Throughout his memoir, Thomas writes extensively about his working life. In fact, the vast majority of his memoir is dedicated to detailing his life as a working man and the lengths he went to support his family throughout his life. His work begins at the coal mine, which would continue to be a defining factor throughout the remainder of his life. It is safe to say that throughout Thomas’s life coal mining served as an integral part of his identity. The nature of his home, class, family and work utterly revolved around the coal mining industry. However, Thomas’s working life was not utterly defined by coal mining. A heavily religious man, Thomas also undertook working as a lay preacher for his local Methodist group in 1912 at 24 years old, which he would continue doing for fifty years. Prior to becoming a lay preacher, he worked as a teacher at the local Sunday school, whilst also holding down various other positions within the Church, such as becoming Treasurer of the Trustees which would later be taken over by his son, Bob. Because of the extensive work Thomas undertook throughout his life, this topic shall be split into two posts. This first post shall uncover the work Thomas undertook in the mining industry, whilst the second post shall be dedicated towards the work he undertakes as a Methodist preacher.

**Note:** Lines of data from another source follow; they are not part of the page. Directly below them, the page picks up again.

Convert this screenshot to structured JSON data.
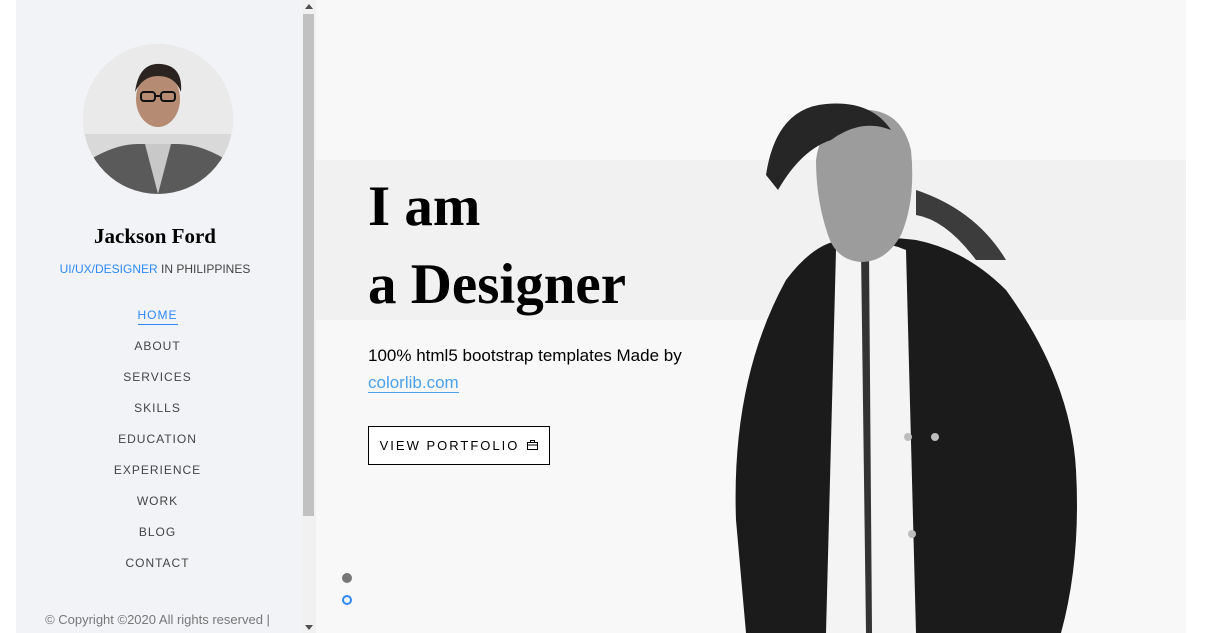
{
  "profile": {
    "name": "Jackson Ford",
    "role": "UI/UX/DESIGNER",
    "location": " IN PHILIPPINES"
  },
  "nav": {
    "items": [
      {
        "label": "HOME",
        "active": true
      },
      {
        "label": "ABOUT"
      },
      {
        "label": "SERVICES"
      },
      {
        "label": "SKILLS"
      },
      {
        "label": "EDUCATION"
      },
      {
        "label": "EXPERIENCE"
      },
      {
        "label": "WORK"
      },
      {
        "label": "BLOG"
      },
      {
        "label": "CONTACT"
      }
    ]
  },
  "footer": {
    "copyright": "© Copyright ©2020 All rights reserved |"
  },
  "hero": {
    "line1": "I am",
    "line2": "a Designer",
    "subtitle": "100% html5 bootstrap templates Made by ",
    "link_text": "colorlib.com",
    "button_label": "VIEW PORTFOLIO",
    "button_icon": "briefcase-icon"
  },
  "colors": {
    "accent": "#2f89fc",
    "sidebar_bg": "#f2f3f7"
  }
}
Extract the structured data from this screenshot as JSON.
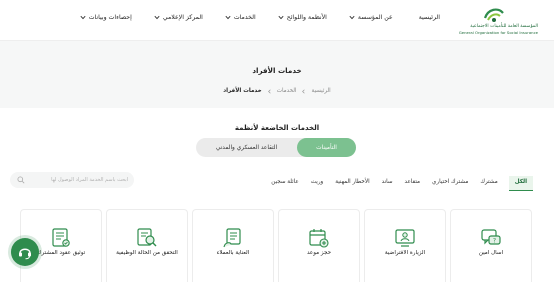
{
  "header": {
    "logo_ar": "المؤسسة العامة للتأمينات الاجتماعية",
    "logo_en": "General Organization for Social Insurance",
    "nav": [
      {
        "label": "الرئيسية",
        "dropdown": false
      },
      {
        "label": "عن المؤسسة",
        "dropdown": true
      },
      {
        "label": "الأنظمة واللوائح",
        "dropdown": true
      },
      {
        "label": "الخدمات",
        "dropdown": true
      },
      {
        "label": "المركز الإعلامي",
        "dropdown": true
      },
      {
        "label": "إحصاءات وبيانات",
        "dropdown": true
      }
    ]
  },
  "hero": {
    "title": "خدمات الأفراد",
    "breadcrumb": [
      "الرئيسية",
      "الخدمات",
      "خدمات الأفراد"
    ]
  },
  "content": {
    "section_title": "الخدمات الخاضعة لأنظمة",
    "toggle": {
      "active": "التأمينات",
      "inactive": "التقاعد العسكري والمدني"
    },
    "search_placeholder": "ابحث باسم الخدمة المراد الوصول لها",
    "filters": [
      "الكل",
      "مشترك",
      "مشترك اختياري",
      "متقاعد",
      "ساند",
      "الأخطار المهنية",
      "وريث",
      "عائلة سجين"
    ],
    "active_filter": "الكل",
    "cards": [
      {
        "label": "اسأل أمين",
        "icon": "chat-question-icon"
      },
      {
        "label": "الزيارة الافتراضية",
        "icon": "video-call-icon"
      },
      {
        "label": "حجز موعد",
        "icon": "calendar-add-icon"
      },
      {
        "label": "العناية بالعملاء",
        "icon": "customer-care-icon"
      },
      {
        "label": "التحقق من الحالة الوظيفية",
        "icon": "search-document-icon"
      },
      {
        "label": "توثيق عقود المشترك",
        "icon": "contract-icon"
      }
    ]
  },
  "colors": {
    "primary": "#2f8c4d",
    "toggle_active": "#7cc190",
    "background": "#f6f7f7"
  }
}
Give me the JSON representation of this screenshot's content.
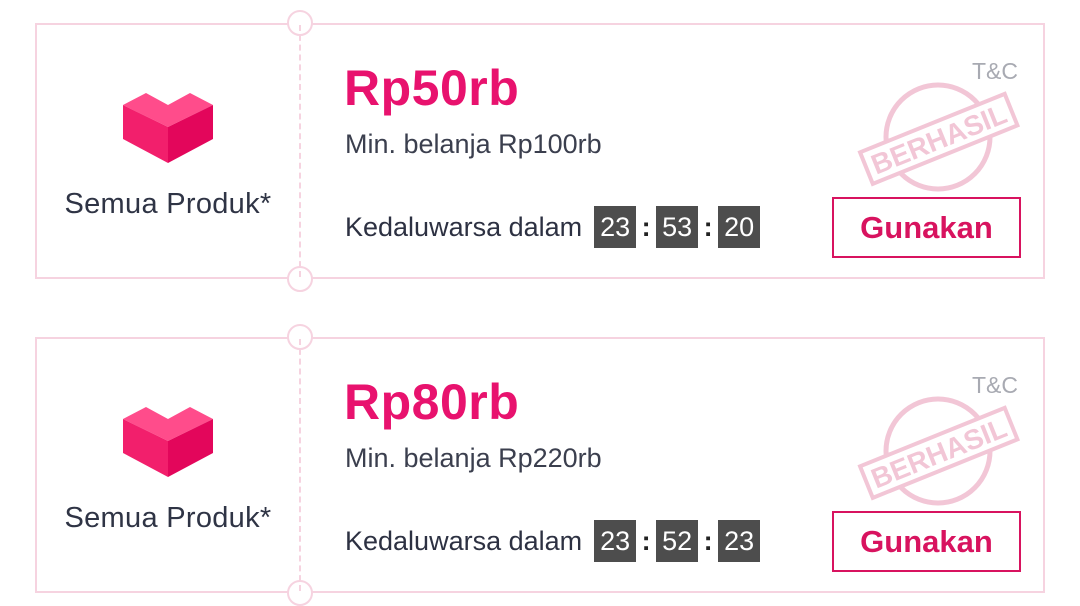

Like many young boys, as I detail in the ‘Education and Schooling’ post, Thomas left school to begin work at the young age of 13 and was expected to earn his keep and contribute to the family income by working in the South Hetton colliery where he grew up. He began work as a coal screener, earning 10 pennies a day and involved cleaning the coal that had come fresh out of the mine of any stones that were in it. He writes “The coal was tipped onto a moving belt and a number of boys were employed to pick out the stones as the coal past” (5). The hours were gruelling for a young lad, with the work day beginning at 7am and finishing at 4pm, however, for Thomas, his first position in the coal mine meant starting work at 6:30am. “My first job was to sit at the ventilator door and open it whenever anyone wanted to pass through. I had to sit there from 6:30 am until about 3:30 pm. I had a lamp with me, I must’ve wondered what I would do if my light had gone out. In the mine once you lost your lamp the darkness was intense.” (5) Despite the obvious fact that the work would have been physically intense and gruelling for a young boy, Thomas doesn’t hint towards any feelings of hardship. It was just simply what was expected of him. He doesn’t dwell or spend time to detail how hard the work was or how he missed school. Perhaps this gives us another glimpse of his character, a hard-working and committed employee who would remain such for the rest of his working life.
Throughout his time working at the mine Thomas would also work as a Deputy overman, a landing minder, a putter, until eventually, he made his way into teaching. After working in the mine for many years, this must’ve seemed like a fantastic opportunity to share. his widespread knowledge on the subject. Indeed, he writes that both himself and his wife “realised [they] were on the edge of something new” (54). After two years teaching in a school in Horden, where Thomas lived with his wife after leaving South Hetton, and after working in various placements including Sheffield University, Thomas inevitably gained some valuable experience in teaching. After acquiring a good report from his manager, he writes, “I am certain that report had some effect later.” (57). A few years after this spout of teaching, another opportunity to teach arose. Whether this was at the same school in Horden, Thomas does not detail, but he carefully details the process of gaining the lecturing job. He attended various training courses at the NCB training school in Newcastle as well as courses in Nuneaton. However, because of this he often came to blows with his manager, whose “very tone of voice would put peoples backs up”. (59) At one point, he refused to let Thomas attend a Training course as there was no one to cover his work. However, Thomas rectified the situation by threatening to inform those in charge of his managers refusal. After this, “He calmed down and said I could go. He had had a shock. Next morning he was very pleasant and I knew I had won my first victory” (60). Thomas continued to teach for eight years before retiring in 1953 at the age of 65 years old.
As the majority of the memoir is dedicated to evaluating his working life, the time spent reading about his jobs within the coal mining industry is perhaps the most personally revealing section of the memoir, and where we can the most information about his personality and his class. Like many, Thomas was expected to work solely in the pits until his dying day. However, he seemed to constantly search for ways to better himself, until finally pursuing a fulfilling career in teaching. Its interesting to consider how monumental this must have been for a man of humble origin, with regards to class mobility and to personal achievement. Stay tuned for my next post on Thomas’s work as a Methodist preacher!
Gagnier, Regenia. ‘Working-Class Autobiography, Subjectivity, and Gender.’ Victorian Studies 30.3 (1987): 335-363
Mike Savage, Social Class in the 21st Century (Pelican)
Rose, Jonathan, ‘Rereading the English Common Reader: A Preface to a History of Audiences.’ Journal of the History of Ideas. 1 (1992): 47-70
McLaughlin, Thomas, The Life of an Ordinary Man, 1979, Burnett Archive of Working Class Autobiographies, University of Brunel Library, Special Collection, 1.475